TASK DIRECTIONS.
Repeat each of these records exactly.

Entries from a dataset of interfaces
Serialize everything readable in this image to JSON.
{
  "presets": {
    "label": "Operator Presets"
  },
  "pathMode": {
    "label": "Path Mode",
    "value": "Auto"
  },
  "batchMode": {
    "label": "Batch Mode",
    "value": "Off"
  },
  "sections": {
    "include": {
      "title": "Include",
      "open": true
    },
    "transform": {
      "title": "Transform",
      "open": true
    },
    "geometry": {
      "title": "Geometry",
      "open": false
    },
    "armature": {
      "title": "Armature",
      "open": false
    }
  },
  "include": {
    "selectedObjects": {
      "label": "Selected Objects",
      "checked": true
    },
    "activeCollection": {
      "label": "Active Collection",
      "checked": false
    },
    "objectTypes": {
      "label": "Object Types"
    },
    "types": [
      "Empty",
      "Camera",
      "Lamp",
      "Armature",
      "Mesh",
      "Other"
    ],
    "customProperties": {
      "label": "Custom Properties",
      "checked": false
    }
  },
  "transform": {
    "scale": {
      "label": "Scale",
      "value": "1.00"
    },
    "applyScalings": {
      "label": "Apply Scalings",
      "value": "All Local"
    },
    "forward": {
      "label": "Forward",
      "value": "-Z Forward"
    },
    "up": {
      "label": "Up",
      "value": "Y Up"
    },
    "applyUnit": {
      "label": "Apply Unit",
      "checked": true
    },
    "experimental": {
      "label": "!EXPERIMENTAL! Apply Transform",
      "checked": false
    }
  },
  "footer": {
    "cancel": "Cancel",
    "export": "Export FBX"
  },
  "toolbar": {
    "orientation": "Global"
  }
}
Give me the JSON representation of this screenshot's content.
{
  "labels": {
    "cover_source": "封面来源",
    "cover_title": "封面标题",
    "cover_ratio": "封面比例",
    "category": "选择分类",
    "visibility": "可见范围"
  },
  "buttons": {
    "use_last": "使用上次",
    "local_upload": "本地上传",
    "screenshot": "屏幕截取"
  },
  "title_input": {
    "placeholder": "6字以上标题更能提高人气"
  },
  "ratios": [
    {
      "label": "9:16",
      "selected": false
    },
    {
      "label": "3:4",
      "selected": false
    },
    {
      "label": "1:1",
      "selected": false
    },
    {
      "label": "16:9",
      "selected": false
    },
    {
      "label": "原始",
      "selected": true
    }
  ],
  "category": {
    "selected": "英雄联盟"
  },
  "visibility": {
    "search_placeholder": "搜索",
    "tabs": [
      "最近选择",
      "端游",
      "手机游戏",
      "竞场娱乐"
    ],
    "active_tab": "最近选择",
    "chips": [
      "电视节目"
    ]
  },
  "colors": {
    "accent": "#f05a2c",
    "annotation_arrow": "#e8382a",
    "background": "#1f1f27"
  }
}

SOLUTION.
Serialize everything readable in this image to JSON.
{
  "presets": {
    "label": "Operator Presets"
  },
  "pathMode": {
    "label": "Path Mode",
    "value": "Auto"
  },
  "batchMode": {
    "label": "Batch Mode",
    "value": "Off"
  },
  "sections": {
    "include": {
      "title": "Include",
      "open": true
    },
    "transform": {
      "title": "Transform",
      "open": true
    },
    "geometry": {
      "title": "Geometry",
      "open": false
    },
    "armature": {
      "title": "Armature",
      "open": false
    }
  },
  "include": {
    "selectedObjects": {
      "label": "Selected Objects",
      "checked": true
    },
    "activeCollection": {
      "label": "Active Collection",
      "checked": false
    },
    "objectTypes": {
      "label": "Object Types"
    },
    "types": [
      "Empty",
      "Camera",
      "Lamp",
      "Armature",
      "Mesh",
      "Other"
    ],
    "customProperties": {
      "label": "Custom Properties",
      "checked": false
    }
  },
  "transform": {
    "scale": {
      "label": "Scale",
      "value": "1.00"
    },
    "applyScalings": {
      "label": "Apply Scalings",
      "value": "All Local"
    },
    "forward": {
      "label": "Forward",
      "value": "-Z Forward"
    },
    "up": {
      "label": "Up",
      "value": "Y Up"
    },
    "applyUnit": {
      "label": "Apply Unit",
      "checked": true
    },
    "experimental": {
      "label": "!EXPERIMENTAL! Apply Transform",
      "checked": false
    }
  },
  "footer": {
    "cancel": "Cancel",
    "export": "Export FBX"
  },
  "toolbar": {
    "orientation": "Global"
  }
}
Give me the JSON representation of this screenshot's content.
{
  "labels": {
    "cover_source": "封面来源",
    "cover_title": "封面标题",
    "cover_ratio": "封面比例",
    "category": "选择分类",
    "visibility": "可见范围"
  },
  "buttons": {
    "use_last": "使用上次",
    "local_upload": "本地上传",
    "screenshot": "屏幕截取"
  },
  "title_input": {
    "placeholder": "6字以上标题更能提高人气"
  },
  "ratios": [
    {
      "label": "9:16",
      "selected": false
    },
    {
      "label": "3:4",
      "selected": false
    },
    {
      "label": "1:1",
      "selected": false
    },
    {
      "label": "16:9",
      "selected": false
    },
    {
      "label": "原始",
      "selected": true
    }
  ],
  "category": {
    "selected": "英雄联盟"
  },
  "visibility": {
    "search_placeholder": "搜索",
    "tabs": [
      "最近选择",
      "端游",
      "手机游戏",
      "竞场娱乐"
    ],
    "active_tab": "最近选择",
    "chips": [
      "电视节目"
    ]
  },
  "colors": {
    "accent": "#f05a2c",
    "annotation_arrow": "#e8382a",
    "background": "#1f1f27"
  }
}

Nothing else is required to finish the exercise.